▸ EXERCISE
The answer is every line in the data below that contains the word "jpeg".

▸ RECORDS SHOWN
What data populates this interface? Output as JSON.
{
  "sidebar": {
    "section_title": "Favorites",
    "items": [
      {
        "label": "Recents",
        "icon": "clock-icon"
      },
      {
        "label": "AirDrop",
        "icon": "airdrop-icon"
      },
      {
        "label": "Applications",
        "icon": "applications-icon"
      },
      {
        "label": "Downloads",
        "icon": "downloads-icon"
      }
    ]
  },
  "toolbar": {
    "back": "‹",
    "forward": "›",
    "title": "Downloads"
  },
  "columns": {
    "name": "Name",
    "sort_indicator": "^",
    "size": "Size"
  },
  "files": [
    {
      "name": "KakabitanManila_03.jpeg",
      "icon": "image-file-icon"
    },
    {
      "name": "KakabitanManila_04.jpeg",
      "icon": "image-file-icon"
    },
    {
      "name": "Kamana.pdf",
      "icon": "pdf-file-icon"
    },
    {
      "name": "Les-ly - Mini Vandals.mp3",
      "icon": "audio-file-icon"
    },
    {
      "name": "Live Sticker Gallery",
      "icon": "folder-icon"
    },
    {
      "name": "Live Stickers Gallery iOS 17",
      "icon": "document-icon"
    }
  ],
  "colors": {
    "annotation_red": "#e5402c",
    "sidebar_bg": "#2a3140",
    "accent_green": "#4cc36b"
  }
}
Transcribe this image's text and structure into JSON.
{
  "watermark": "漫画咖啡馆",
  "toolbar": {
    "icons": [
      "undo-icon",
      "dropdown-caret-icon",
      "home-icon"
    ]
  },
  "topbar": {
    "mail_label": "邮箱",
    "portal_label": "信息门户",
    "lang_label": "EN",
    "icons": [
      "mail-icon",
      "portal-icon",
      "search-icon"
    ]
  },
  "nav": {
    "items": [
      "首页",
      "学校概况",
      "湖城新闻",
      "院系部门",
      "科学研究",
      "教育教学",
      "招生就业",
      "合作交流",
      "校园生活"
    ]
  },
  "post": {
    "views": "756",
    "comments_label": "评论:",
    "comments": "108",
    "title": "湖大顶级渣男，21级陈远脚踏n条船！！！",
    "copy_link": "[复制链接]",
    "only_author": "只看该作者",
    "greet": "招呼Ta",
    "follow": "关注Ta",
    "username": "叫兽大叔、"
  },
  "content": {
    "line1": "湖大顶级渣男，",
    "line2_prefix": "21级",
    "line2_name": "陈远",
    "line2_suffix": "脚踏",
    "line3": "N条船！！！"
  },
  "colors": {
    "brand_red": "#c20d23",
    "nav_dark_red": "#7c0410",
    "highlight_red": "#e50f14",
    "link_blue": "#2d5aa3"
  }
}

▸ TASK ANSWER
      "name": "KakabitanManila_03.jpeg",
      "name": "KakabitanManila_04.jpeg",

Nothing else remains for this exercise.